:: TASK DATA ::

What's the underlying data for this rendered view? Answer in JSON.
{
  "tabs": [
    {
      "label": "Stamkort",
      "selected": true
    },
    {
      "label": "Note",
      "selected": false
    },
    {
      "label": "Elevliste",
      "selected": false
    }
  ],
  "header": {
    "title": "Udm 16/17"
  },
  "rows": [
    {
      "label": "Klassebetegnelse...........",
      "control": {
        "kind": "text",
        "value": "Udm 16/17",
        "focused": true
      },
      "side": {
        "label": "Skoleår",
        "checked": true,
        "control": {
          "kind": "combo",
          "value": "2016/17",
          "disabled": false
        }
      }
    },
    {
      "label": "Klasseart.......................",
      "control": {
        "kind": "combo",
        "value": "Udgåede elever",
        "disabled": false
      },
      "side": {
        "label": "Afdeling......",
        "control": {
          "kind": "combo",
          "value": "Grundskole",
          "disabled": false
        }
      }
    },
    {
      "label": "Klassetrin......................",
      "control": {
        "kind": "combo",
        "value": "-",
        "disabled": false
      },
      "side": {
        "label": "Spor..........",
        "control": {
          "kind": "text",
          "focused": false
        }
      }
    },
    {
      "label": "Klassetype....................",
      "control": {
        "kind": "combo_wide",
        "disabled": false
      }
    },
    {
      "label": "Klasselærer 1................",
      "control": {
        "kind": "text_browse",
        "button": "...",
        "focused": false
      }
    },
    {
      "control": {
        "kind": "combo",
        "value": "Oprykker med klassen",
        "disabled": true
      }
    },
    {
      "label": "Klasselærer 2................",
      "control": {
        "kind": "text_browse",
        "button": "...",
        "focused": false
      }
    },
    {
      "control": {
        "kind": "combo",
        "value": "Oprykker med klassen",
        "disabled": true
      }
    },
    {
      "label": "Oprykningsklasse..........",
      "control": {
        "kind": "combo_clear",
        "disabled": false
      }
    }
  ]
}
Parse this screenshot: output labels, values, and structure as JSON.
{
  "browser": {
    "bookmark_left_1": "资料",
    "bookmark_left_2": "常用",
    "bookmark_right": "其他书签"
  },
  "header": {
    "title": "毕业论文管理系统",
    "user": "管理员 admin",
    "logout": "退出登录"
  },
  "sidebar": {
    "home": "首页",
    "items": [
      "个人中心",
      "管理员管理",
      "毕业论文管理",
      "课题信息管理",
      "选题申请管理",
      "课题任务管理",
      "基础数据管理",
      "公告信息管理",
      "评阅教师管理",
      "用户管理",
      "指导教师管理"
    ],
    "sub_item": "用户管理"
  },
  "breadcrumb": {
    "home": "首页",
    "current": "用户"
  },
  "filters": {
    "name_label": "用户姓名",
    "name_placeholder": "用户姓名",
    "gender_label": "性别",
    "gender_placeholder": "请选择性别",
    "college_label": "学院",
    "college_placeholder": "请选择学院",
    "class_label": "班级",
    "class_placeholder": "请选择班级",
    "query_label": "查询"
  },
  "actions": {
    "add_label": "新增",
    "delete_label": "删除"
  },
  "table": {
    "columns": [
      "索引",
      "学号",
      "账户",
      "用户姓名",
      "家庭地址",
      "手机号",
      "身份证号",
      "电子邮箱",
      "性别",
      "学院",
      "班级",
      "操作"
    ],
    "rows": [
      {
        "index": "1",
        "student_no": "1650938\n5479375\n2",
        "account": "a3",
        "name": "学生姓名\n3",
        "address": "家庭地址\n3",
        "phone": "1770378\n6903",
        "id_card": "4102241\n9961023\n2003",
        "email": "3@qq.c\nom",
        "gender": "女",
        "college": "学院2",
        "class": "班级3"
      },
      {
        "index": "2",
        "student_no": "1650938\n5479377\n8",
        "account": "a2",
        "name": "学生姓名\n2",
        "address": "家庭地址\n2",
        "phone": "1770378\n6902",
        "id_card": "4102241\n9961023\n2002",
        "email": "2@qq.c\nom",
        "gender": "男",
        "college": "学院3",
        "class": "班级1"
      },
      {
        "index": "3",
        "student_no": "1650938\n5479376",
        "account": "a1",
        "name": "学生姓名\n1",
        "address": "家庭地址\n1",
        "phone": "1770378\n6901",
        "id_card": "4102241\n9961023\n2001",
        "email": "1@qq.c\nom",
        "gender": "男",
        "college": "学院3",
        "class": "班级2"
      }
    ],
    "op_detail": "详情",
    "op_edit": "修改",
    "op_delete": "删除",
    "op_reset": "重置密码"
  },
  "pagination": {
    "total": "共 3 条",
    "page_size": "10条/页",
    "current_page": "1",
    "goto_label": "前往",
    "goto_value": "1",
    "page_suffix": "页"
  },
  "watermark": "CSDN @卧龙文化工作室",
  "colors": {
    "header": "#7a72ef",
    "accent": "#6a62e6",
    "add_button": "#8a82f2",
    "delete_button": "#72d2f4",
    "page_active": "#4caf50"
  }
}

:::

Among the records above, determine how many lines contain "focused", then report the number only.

4